Reinert described Toyota's sequence of goals as clean gasoline emissions, energy diversity and CO2 emissions, though he said they are working on them in parallel. In slide 23, he predicted a continuation of the previous 30% improvement for each Prius generation, saying, "you can do the math for the next generation in 2008-2009." Preparing the groundwork for the reasons Toyota won't build PHEVs now, he said "the average customer" won't accept compromises.
He presented two major types of PHEVs: first, ones with all-electric range, citing the Volt and "some of the conversions." He then confirmed the company is working on "blended" PHEVs, where battery power covers the most inefficient part of the internal combustion engine's operation, which he said would enable them to extend the battery's life. (This topic will become increasingly important. We hope Toyota will plan blended hybrids with an all-electric low-speed capability, as do all current Prius conversions. Even people who love that we can get 100+MPG on the highway are most excited by the silent, all-electric driving under 35 MPH. While PHEV advocates have no absolute position about blended hybrids, we worry that if Toyota introduces PHEVs that have NO electric-only mode, even at low speeds, this could set the stage for a consumer disappointment and product failure. Especially if Toyota is competing with the GM Volt, drivers will want to be able to make at least their slow and short neighborhood trips without using any gasoline. Fortunately, Toyota's Hybrid Synergy Drive is designed to enable an EV mode.)
Reinert's slide 28 illustrated the best features of different vehicle types, interpolating the PHEV into a chart that didn't include them as a category, but showing they could have the best combination of features. He complimented the conference on Cascadia's PHEV Briefing Book" saying it was "really good, Felix must have helped write that." (Actually, "Electrify Transportation," published in January 2007, was written by Richard Feldman, formerly at the Apollo Alliance, now at the Seattle Mayor's office, and Patrick Mazaza from Climate Solutions.) Slide 30, as in other reports, misleadingly compared average CO2 numbers for PHEVs by country against hybrids instead of against all-gasoline cars. This perpetuates the assumption that we're building cars that will all run on today's energy mix. As our regional and national energy supply increasingly derives from renewable sources, today's unquestioned greenhouse gas superiority of PHEVs over gasoline cars will increasingly leave behind hybrids that can't plug in.
On batteries, he showed in slide 32 how time and cost increases as development and testing progresses from cell to modules to full packs to real-world experience. Citing issues of safety, durability (batteries that last the life of vehicle) and the need for reliability at least equal to nickel-metal hydride batteries, plus cost, and end-of-life recycling, he confirmed that Toyota intends to get experience with lithium-ion batteries in hybrids before it builds PHEVs. (He did not acknowledge the new factor of vehicle-to-grid both in economic issues and in secondary uses for older batteries replacing recycling.)

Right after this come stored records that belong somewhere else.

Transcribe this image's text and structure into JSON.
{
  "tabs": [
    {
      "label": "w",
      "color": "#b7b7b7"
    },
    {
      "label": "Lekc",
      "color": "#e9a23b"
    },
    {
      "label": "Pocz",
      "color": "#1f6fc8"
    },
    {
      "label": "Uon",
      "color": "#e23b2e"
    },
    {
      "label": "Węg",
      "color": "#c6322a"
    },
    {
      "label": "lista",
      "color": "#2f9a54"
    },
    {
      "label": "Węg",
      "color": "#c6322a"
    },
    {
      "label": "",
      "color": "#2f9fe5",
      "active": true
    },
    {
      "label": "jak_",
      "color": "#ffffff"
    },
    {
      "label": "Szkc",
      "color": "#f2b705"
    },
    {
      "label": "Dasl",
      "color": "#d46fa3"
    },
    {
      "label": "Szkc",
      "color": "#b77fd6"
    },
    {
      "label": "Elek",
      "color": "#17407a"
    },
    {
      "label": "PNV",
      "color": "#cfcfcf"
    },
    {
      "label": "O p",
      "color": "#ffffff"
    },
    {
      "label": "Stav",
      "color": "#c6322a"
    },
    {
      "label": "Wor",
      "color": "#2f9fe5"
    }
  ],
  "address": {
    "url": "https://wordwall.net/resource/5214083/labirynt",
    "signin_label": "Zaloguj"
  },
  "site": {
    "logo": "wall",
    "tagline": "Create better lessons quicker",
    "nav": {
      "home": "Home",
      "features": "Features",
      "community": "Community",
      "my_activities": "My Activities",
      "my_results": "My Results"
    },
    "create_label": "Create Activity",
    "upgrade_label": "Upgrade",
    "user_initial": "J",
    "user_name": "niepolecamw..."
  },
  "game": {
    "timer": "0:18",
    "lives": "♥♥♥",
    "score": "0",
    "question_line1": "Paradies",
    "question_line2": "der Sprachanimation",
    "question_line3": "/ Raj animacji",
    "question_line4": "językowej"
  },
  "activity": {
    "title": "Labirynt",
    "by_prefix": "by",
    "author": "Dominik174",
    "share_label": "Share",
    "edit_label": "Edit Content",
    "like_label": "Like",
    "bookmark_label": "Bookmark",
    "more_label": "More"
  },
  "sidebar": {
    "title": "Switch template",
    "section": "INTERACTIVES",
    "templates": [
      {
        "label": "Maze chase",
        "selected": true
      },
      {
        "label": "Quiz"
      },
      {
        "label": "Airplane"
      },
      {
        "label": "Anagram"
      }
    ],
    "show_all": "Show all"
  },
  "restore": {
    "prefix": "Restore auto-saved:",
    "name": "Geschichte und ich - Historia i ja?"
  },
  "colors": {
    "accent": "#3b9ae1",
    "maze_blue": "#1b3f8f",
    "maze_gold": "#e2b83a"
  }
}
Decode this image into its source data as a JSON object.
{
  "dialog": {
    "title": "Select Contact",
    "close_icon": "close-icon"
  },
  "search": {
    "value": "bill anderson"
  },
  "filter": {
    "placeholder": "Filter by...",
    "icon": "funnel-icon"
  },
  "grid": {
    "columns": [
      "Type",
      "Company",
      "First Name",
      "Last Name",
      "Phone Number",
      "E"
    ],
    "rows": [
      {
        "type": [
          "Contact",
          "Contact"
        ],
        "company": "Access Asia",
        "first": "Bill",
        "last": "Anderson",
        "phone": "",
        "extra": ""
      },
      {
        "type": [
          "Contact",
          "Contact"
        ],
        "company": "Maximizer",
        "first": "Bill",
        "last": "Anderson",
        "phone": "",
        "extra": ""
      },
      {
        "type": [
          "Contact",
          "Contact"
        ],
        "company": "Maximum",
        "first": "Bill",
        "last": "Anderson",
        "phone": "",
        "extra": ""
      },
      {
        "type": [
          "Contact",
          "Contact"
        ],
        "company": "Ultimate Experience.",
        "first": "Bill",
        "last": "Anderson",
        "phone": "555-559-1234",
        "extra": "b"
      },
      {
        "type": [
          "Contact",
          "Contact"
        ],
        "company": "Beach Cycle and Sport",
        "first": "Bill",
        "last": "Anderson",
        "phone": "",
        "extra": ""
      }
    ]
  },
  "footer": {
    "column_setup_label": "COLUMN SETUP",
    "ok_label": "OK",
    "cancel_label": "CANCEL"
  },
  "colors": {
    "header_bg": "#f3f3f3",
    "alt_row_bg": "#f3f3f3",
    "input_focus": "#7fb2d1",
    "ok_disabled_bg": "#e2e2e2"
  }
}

Saying we can get there, but it will long and tough, Reinert presented statements in slide 33 by analyst Menachem Anderman indicating that batteries for PHEVs could be many years away. (If we had tracked Anderman's statements in recent years the way we have those of carmakers, we'd all see that he has already retreated from unequivocal rejection of PHEVs to "10 years away;" he will probably be playing catch-up even as the first PHEVs arrive.) Reinert's slide 34 urged a unified approach between government and manufacturers on battery research, testing and standards. He concluded by noting pointedly that political choices will have to be made between energy sources that improve energy security, like coal, and ones that address climate change.
In the Q&A, he repeated that "renewable" is not sustainable. (This issue is moving to center stage in energy policy discussions: "alternative fuels" can include disastrous solutions such as oil from coal or tar sands. "Renewable" can include ethanol from corn, which has only a small positive energy balance, raises the price of food, and uses immense amounts of water. "Sustainable" is the most useful metric.)
When asked, are batteries ready yet, he said flat-out "no." He cited lifecycle challenges for deep-discharging PHEV batteries. He said he was "not so concerned about cost challenges: we might be able to internalize that." (In other words, Toyota could absorb initial high internal costs for batteries before large-scale production.) But most importantly, he insisted, "We need to give you all the batteries that you would expect to get in a car, that's 100,000 or 150,000 miles. Felix and I might differ on that -- Felix and I were talking the other day -- but we don't expect the battery and the battery maintenance to be part of the ownership cost of your car. It's not in today's Prius and we wouldn't expect that in the future. (We've often addressed this issue; for our response, see the next CalCars posting: our testimony to the Air Resources Board.)
In response to a question about the combination of solar rooftop charging and plug-in hybrids (displacing gasoline is an especially good way to offset the cost of photovoltaics), he said it was not practical in the Pacific Northwest -- the cost-performance would not be high enough.
In the final question, by Steve Lough of the Seattle Electric Auto Association, when asked why the company would not consider using nickel-metal hydride batteries (given that those in the Toyota RAV4 EVs have lasted over 100,000 miles), he said that because of NiMH's lower energy density, the size of the batteries means they couldn't be packaged to allow crush space and room for fold-down seats and spare tires. He said "believe me, it's an easier deal; if we could have done it, we would have done it."
Toyota Motor Corporation indicated recently that the company would migrate to lithium ion battery technology for its future hybrid vehicles. Hybrid Synergy View visited with Gary E. Smith, national service technology manager at Toyota Motor Sales, U.S.A., Inc., about lithium ion technology.
Q: Would arrays of off-the-shelf consumer-type lithium batteries work for this purpose? GS: It's possible. However, that is a significant compromise. Some of the earliest non-U.S.-specification Prius cars had racks of rechargeable D batteries, the kind you'd use in a flashlight. These were bulky and were not optimized for the specific use case. So the battery makers optimized the design and formed them into wafer-style packs/collections that make up today's Prius battery packs. I'm sure the lithium ion packs that the battery makers come up with for hybrid cars will likewise be optimized for the special demands that come with automotive use.
Q: Are there important differences between lithium ion and lithium ion polymer batteries? GS: Lithium ion batteries contain a gelatinous material; lithium ion polymer batteries -- usually called lithium polymer -- have the lithium ions deposited on a hard, polymer material. The particular "recipe" that the battery makers will select for hybrid traction batteries will depend on the battery's configuration, placement and desired service life as well as on the demands of constant charging and recharging.
Q: How would today's Prius have to be changed to accommodate lithium ion batteries? GS: The difference would be mainly in the battery management system that regulates the charging and discharging processes.
Q: How do the costs compare to nickel-metal hydride batteries? GS: I would expect the first lithium ion traction batteries to be more expensive than today's nickel-metal hydride types, but when they get into large-scale production, their costs will continue to get lower.
Q: Would lithium ion batteries be required if Toyota develops a plug-in hybrid? GS: If not required, certainly desirable. The same energy density advantages would be especially beneficial to plug-ins, which would impose greater demands during all-electric range.
Q: Is lithium ion the solution? GS: Lithium is certainly what's next in this type of energy storage. I am optimistic that lithium will offer compelling advantages in weight, size, cost and range that will have a positive effect on the ownership experience in future hybrids, plug-ins or electric vehicles.